SalasarBalaji in Rajasthan: Cuisine

From Indpaedia
Jump to: navigation, search

Hindi English French German Italian Portuguese Russian Spanish

This is a collection of articles archived for the excellence of their content.
You can help by converting these articles into an encyclopaedia-style entry,
deleting portions of the kind normally not used in encyclopaedia entries.
Please also fill in missing details; put categories, headings and sub-headings;
and combine this with other articles on exactly the same subject.

Readers will be able to edit existing articles and post new articles directly
on their online archival encyclopædia only after its formal launch.

See examples and a tutorial.

SalasarBalaji in Rajasthan: Cuisine

The Times of India

Dedicated to Lord Hanumanm, the Indian god of monkeys, SalasarBalaji houses the idol in a very different form. A moustache and beard on a round face make this idol unique amongst all other idols of Lord Hanuman across the world. Here, the offering is termed as Savamani, which is derived from the word ‘Sava’ meaning one and quarter in Hindi and ‘Mun’ meaning a unit weighing roughly 40 kgs. This one-and-a-quarter plus 40 kgs strangely adds up to 50 kgs. The significance – devotees need to cook up to 50 kgs of food daily at the temple.


Initially food was only cooked at the temple kitchen, but due to the increase in the number of devotees, the process is now being outsourced to numerous independent shopkeepers and caterers. Delicious delicacies, such as Dal BaatiChurma, Boondi, Peda and ChurmaLaddu, are made for Savamani. First offered to the deity of the pilgrimage, the food is then distributed among the devotees.

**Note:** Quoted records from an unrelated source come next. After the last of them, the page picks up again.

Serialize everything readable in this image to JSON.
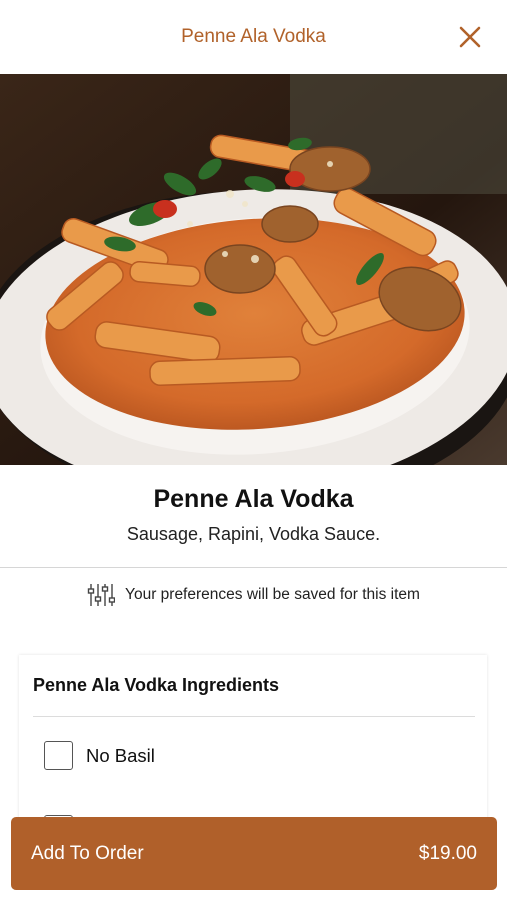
{
  "header": {
    "title": "Penne Ala Vodka",
    "close_icon": "close-icon"
  },
  "hero": {
    "alt": "photo of penne ala vodka dish"
  },
  "item": {
    "name": "Penne Ala Vodka",
    "description": "Sausage, Rapini, Vodka Sauce."
  },
  "preferences": {
    "icon": "sliders-icon",
    "text": "Your preferences will be saved for this item"
  },
  "ingredients": {
    "title": "Penne Ala Vodka Ingredients",
    "options": [
      {
        "label": "No Basil",
        "checked": false
      }
    ]
  },
  "order_button": {
    "label": "Add To Order",
    "price": "$19.00"
  },
  "colors": {
    "accent": "#b0602a",
    "title_text": "#b1622a"
  }
}
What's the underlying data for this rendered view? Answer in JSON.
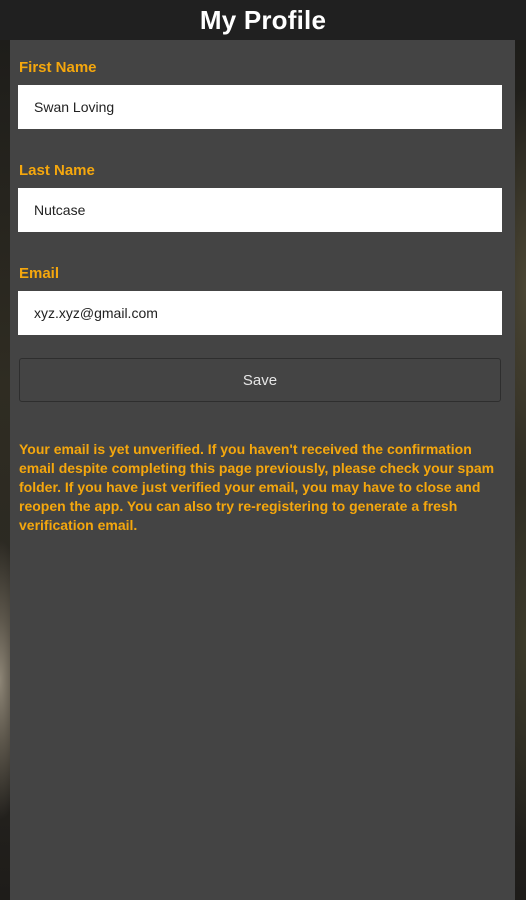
{
  "header": {
    "title": "My Profile"
  },
  "form": {
    "first_name": {
      "label": "First Name",
      "value": "Swan Loving"
    },
    "last_name": {
      "label": "Last Name",
      "value": "Nutcase"
    },
    "email": {
      "label": "Email",
      "value": "xyz.xyz@gmail.com"
    },
    "save_label": "Save"
  },
  "notice": {
    "text": "Your email is yet unverified. If you haven't received the confirmation email despite completing this page previously, please check your spam folder. If you have just verified your email, you may have to close and reopen the app. You can also try re-registering to generate a fresh verification email."
  },
  "colors": {
    "accent": "#f5a70d",
    "panel": "#444444",
    "header": "#202020"
  }
}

This fare is also a staple of family celebrations – distributed amongst relatives, neighbours or the needy.

Personal tools